Two CV-22 Osprey aircraft from the 8th Special Operation Squadron fly over the coast of northwest Florida. Air Force Special Operations Command grounded its Osprey fleet for safety reasons after unexplained clutch problems forced crews to land. (Air Force)
WASHINGTON — A problem with the clutch on Air Force Special Operations Command’s CV-22 Osprey aircraft has prompted the command to ground its fleet while it tries to find the cause.
In an email to Defense News, AFSOC public affairs director Lt. Col. Becky Heyse said that the command’s 52 tiltrotor Ospreys were grounded on Tuesday due to recent “hard clutch engagement” incidents. Two such problems have happened in the last six weeks, and there were previously two others that occurred since 2017.
AFSOC Commander Lt. Gen. Jim Slife ordered the stand-down to ensure airmen’s safety, Heyse said.
No one was injured as a result of the four clutch problems.
“We absolutely owe the air crew information about why this is happening and how we’re going to mitigate it,” Heyse said. “Because we don’t have that now, Gen. Slife didn’t feel comfortable flying them.”
The stand-down and clutch problem was first reported by Breaking Defense.
Hard clutch engagement occurs when the clutch connecting the propeller’s rotor gear box to its engine slips. When this happens, Ospreys are designed to transfer the power load from that engine to the other engine immediately, which would allow it to keep operating if an engine failed.
In these incidents, the clutch on the original gear box has engaged and the power load transferred back, within a span of milliseconds. The large transfer of torque causes the Osprey to lurch, and the air crews land immediately. These problems in the past have led to the replacement of Ospreys’ gear boxes and engines, which qualified them as Class A mishaps.
Heyse said AFSOC is not sure whether it is a mechanical, design or software problem causing these hard clutch engagements, and as a result can’t put solutions in place to stop it from happening again until the command knows more. It is not yet known how long the Ospreys will be grounded.

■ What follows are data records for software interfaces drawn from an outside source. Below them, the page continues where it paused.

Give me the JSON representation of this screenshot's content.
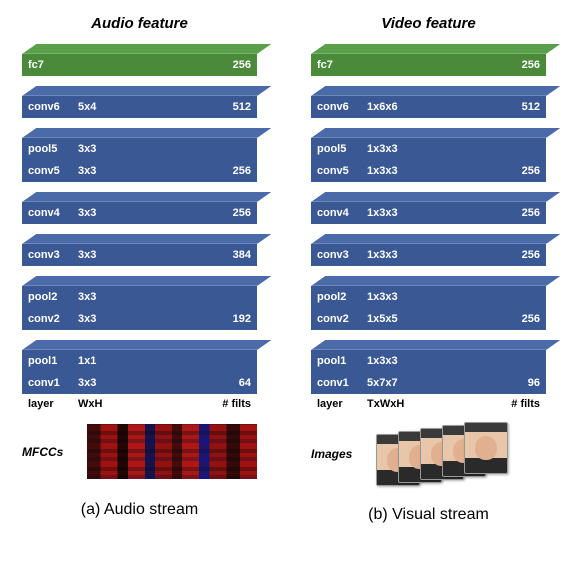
{
  "audio": {
    "title": "Audio feature",
    "headers": {
      "c1": "layer",
      "c2": "WxH",
      "c3": "# filts"
    },
    "input_label": "MFCCs",
    "layers": [
      {
        "type": "fc",
        "rows": [
          {
            "name": "fc7",
            "dim": "",
            "filts": "256"
          }
        ],
        "green": true
      },
      {
        "type": "single",
        "rows": [
          {
            "name": "conv6",
            "dim": "5x4",
            "filts": "512"
          }
        ]
      },
      {
        "type": "double",
        "rows": [
          {
            "name": "pool5",
            "dim": "3x3",
            "filts": ""
          },
          {
            "name": "conv5",
            "dim": "3x3",
            "filts": "256"
          }
        ]
      },
      {
        "type": "single",
        "rows": [
          {
            "name": "conv4",
            "dim": "3x3",
            "filts": "256"
          }
        ]
      },
      {
        "type": "single",
        "rows": [
          {
            "name": "conv3",
            "dim": "3x3",
            "filts": "384"
          }
        ]
      },
      {
        "type": "double",
        "rows": [
          {
            "name": "pool2",
            "dim": "3x3",
            "filts": ""
          },
          {
            "name": "conv2",
            "dim": "3x3",
            "filts": "192"
          }
        ]
      },
      {
        "type": "double",
        "rows": [
          {
            "name": "pool1",
            "dim": "1x1",
            "filts": ""
          },
          {
            "name": "conv1",
            "dim": "3x3",
            "filts": "64"
          }
        ]
      }
    ],
    "caption": "(a) Audio stream"
  },
  "video": {
    "title": "Video feature",
    "headers": {
      "c1": "layer",
      "c2": "TxWxH",
      "c3": "# filts"
    },
    "input_label": "Images",
    "layers": [
      {
        "type": "fc",
        "rows": [
          {
            "name": "fc7",
            "dim": "",
            "filts": "256"
          }
        ],
        "green": true
      },
      {
        "type": "single",
        "rows": [
          {
            "name": "conv6",
            "dim": "1x6x6",
            "filts": "512"
          }
        ]
      },
      {
        "type": "double",
        "rows": [
          {
            "name": "pool5",
            "dim": "1x3x3",
            "filts": ""
          },
          {
            "name": "conv5",
            "dim": "1x3x3",
            "filts": "256"
          }
        ]
      },
      {
        "type": "single",
        "rows": [
          {
            "name": "conv4",
            "dim": "1x3x3",
            "filts": "256"
          }
        ]
      },
      {
        "type": "single",
        "rows": [
          {
            "name": "conv3",
            "dim": "1x3x3",
            "filts": "256"
          }
        ]
      },
      {
        "type": "double",
        "rows": [
          {
            "name": "pool2",
            "dim": "1x3x3",
            "filts": ""
          },
          {
            "name": "conv2",
            "dim": "1x5x5",
            "filts": "256"
          }
        ]
      },
      {
        "type": "double",
        "rows": [
          {
            "name": "pool1",
            "dim": "1x3x3",
            "filts": ""
          },
          {
            "name": "conv1",
            "dim": "5x7x7",
            "filts": "96"
          }
        ]
      }
    ],
    "caption": "(b) Visual stream"
  },
  "chart_data": {
    "type": "table",
    "streams": [
      {
        "name": "Audio",
        "columns": [
          "layer",
          "WxH",
          "# filts"
        ],
        "rows": [
          [
            "fc7",
            "",
            "256"
          ],
          [
            "conv6",
            "5x4",
            "512"
          ],
          [
            "pool5",
            "3x3",
            ""
          ],
          [
            "conv5",
            "3x3",
            "256"
          ],
          [
            "conv4",
            "3x3",
            "256"
          ],
          [
            "conv3",
            "3x3",
            "384"
          ],
          [
            "pool2",
            "3x3",
            ""
          ],
          [
            "conv2",
            "3x3",
            "192"
          ],
          [
            "pool1",
            "1x1",
            ""
          ],
          [
            "conv1",
            "3x3",
            "64"
          ]
        ]
      },
      {
        "name": "Video",
        "columns": [
          "layer",
          "TxWxH",
          "# filts"
        ],
        "rows": [
          [
            "fc7",
            "",
            "256"
          ],
          [
            "conv6",
            "1x6x6",
            "512"
          ],
          [
            "pool5",
            "1x3x3",
            ""
          ],
          [
            "conv5",
            "1x3x3",
            "256"
          ],
          [
            "conv4",
            "1x3x3",
            "256"
          ],
          [
            "conv3",
            "1x3x3",
            "256"
          ],
          [
            "pool2",
            "1x3x3",
            ""
          ],
          [
            "conv2",
            "1x5x5",
            "256"
          ],
          [
            "pool1",
            "1x3x3",
            ""
          ],
          [
            "conv1",
            "5x7x7",
            "96"
          ]
        ]
      }
    ]
  }
}
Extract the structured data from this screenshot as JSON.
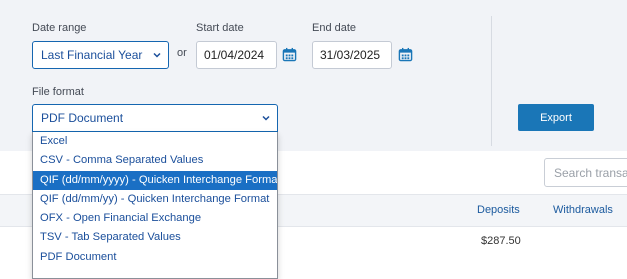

AFSOC staff will work with the V-22 Joint Program Office and industry partners — the CV-22 is made by Bell Boeing, and its engines are built by Rolls-Royce — to study the data, figure out what is causing it and develop ways “to mitigate the likelihood of catastrophic outcomes.”
Nine Marines have died in two of that service’s MV-22B Osprey crashes earlier this year. A crash in Norway in March killed four Marines, and investigators concluded pilot error was the primary cause. In June, five Marines died in another MV-22B Osprey crash, this one in California. Those two crashes, as well as four other Class A mishaps this year, prompted the Marine Corps to order a one-day safety standdown for aviation units this summer.